• Exercise prompt: Retype, exactly and with both ends included, the lines below from the one containing "Enumerate this screenshot's" through the end; omit the pictures.

Start of Data in this exercise

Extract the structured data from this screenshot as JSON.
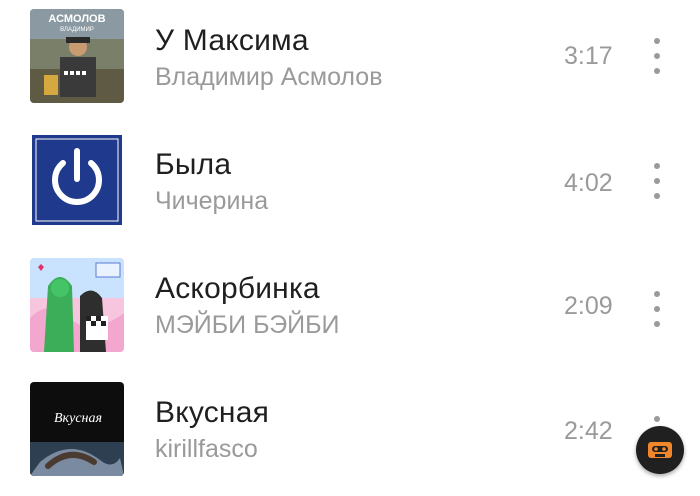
{
  "tracks": [
    {
      "title": "У Максима",
      "artist": "Владимир Асмолов",
      "duration": "3:17",
      "cover_icon": "album-cover-asmolov"
    },
    {
      "title": "Была",
      "artist": "Чичерина",
      "duration": "4:02",
      "cover_icon": "power-icon-cover"
    },
    {
      "title": "Аскорбинка",
      "artist": "МЭЙБИ БЭЙБИ",
      "duration": "2:09",
      "cover_icon": "album-cover-illustration"
    },
    {
      "title": "Вкусная",
      "artist": "kirillfasco",
      "duration": "2:42",
      "cover_icon": "album-cover-vkusnaya"
    }
  ],
  "covers": {
    "asmolov_text_top": "АСМОЛОВ",
    "asmolov_text_sub": "ВЛАДИМИР"
  },
  "fab": {
    "icon": "cassette-icon",
    "accent": "#f0872a"
  },
  "colors": {
    "title": "#1f1f1f",
    "secondary": "#9a9a9a",
    "background": "#ffffff"
  }
}
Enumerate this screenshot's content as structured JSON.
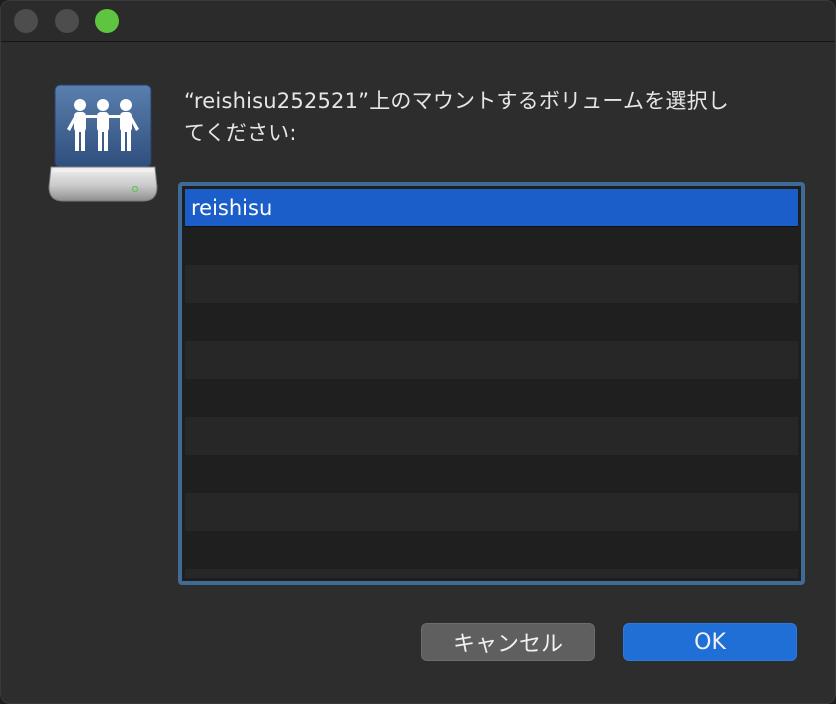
{
  "window": {
    "title_buttons": [
      "close",
      "minimize",
      "zoom"
    ],
    "accent_color": "#1b5ec9"
  },
  "dialog": {
    "icon": "network-share-drive-icon",
    "prompt_line1": "“reishisu252521”上のマウントするボリュームを選択し",
    "prompt_line2": "てください:",
    "volumes": [
      "reishisu"
    ],
    "selected_volume": "reishisu",
    "cancel_label": "キャンセル",
    "ok_label": "OK"
  }
}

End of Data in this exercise

• Solution below:
Enumerate this screenshot's content as structured JSON.
{
  "window": {
    "title_buttons": [
      "close",
      "minimize",
      "zoom"
    ],
    "accent_color": "#1b5ec9"
  },
  "dialog": {
    "icon": "network-share-drive-icon",
    "prompt_line1": "“reishisu252521”上のマウントするボリュームを選択し",
    "prompt_line2": "てください:",
    "volumes": [
      "reishisu"
    ],
    "selected_volume": "reishisu",
    "cancel_label": "キャンセル",
    "ok_label": "OK"
  }
}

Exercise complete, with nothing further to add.